Australians are digging deep for the victims of the Haiti earthquake with child focused agency UNICEF reporting a surge in giving which “which harks back to the extraordinary response by the public” in the wake of the 2004 Asian Boxing Day tsunami.

UNICEF spokesman Martin Thomas says while emergency appeals last year all suffered from compassion fatigue following Australia’s “overwhelming response” to the victims of the Victorian bushfires, that was no longer the case with more than $250,000 reportedly donated to the organisation’s relief efforts in Haiti.

“The scenes of devastation and suffering are obviously touching the hearts of Australians,” he said.

Private donations from Australians are now in the millions while the Australian Government has pledged $10 million but Prime Minister Kevin Rudd said it was ready to send more if requested.

The International Committee of the Red Cross has described the situation in Haiti as “catastrophic”.

Thousands of people remain living on crowded streets while frustration over the slow delivery of aid and the clean-up in the aftermath of last week’s earthquake in Haiti has spilled over into violence with reports that looters have been killed.
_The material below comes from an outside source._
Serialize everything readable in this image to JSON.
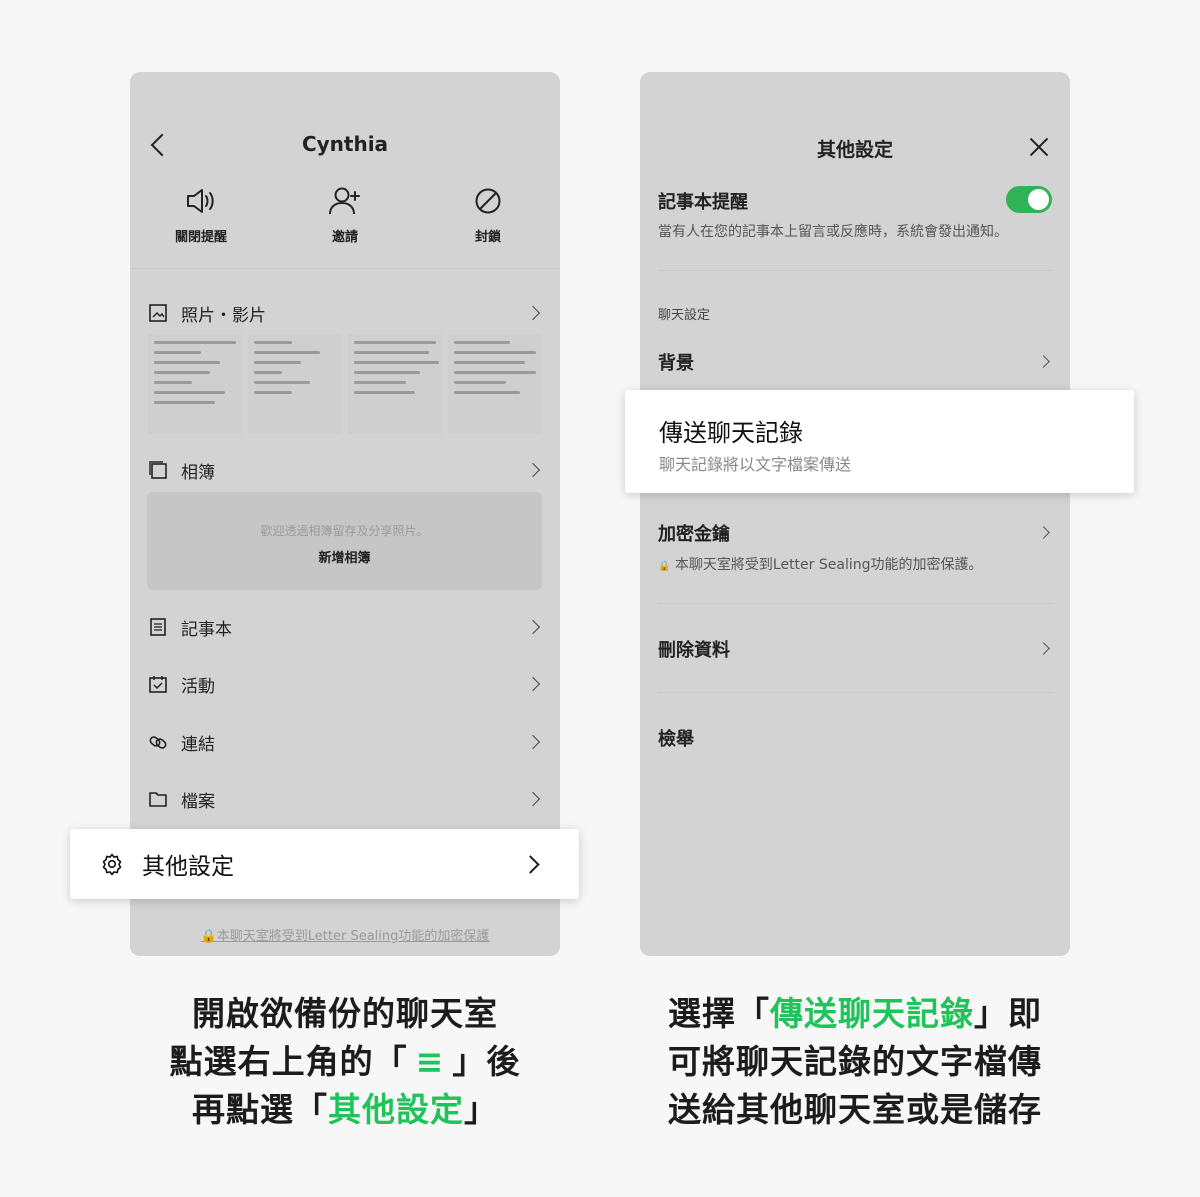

There are also concerns over several thousand prisoners who escaped from the city’s main prison.

"People are becoming more aggressive because they need food and water," a 29-year-old survivor named Sherley is quoted as saying in a statement on the ICRC website. "As we start to figure out that our loved ones are not going to be found, it is as if we are finally understanding what is happening to us. Today, people are fighting to survive." 

Among the international community, meanwhile, a row has reportedly broken out over the United States’ control of Port-au-Prince’s main airport with many governments and relief organisations reported to be “furious” that flights into the city have been redirected. There have also been calls for better coordination of aid efforts.

The death toll from last Tuesday’s 7.0 magnitude earthquake remains uncertain but there are reports that 70,000 bodies have already been buried. Officials have expressed fears it top 200,000.

The UN estimates that between one and three million people are in need of aid.

World Vision is among organisations which have begun distributing relief supplies including food and water, clothing, shelter and medical supplies.

“It’s good to see the aid coming but we want to see more," earthquake survivor Dine Paul was quoted as saying in a statement from the organisation.

Another survivor, Prednor Metellus, shared a plea for the international community: “Pray for us so that God will remember us. Our needs are getting bigger. We need everything.”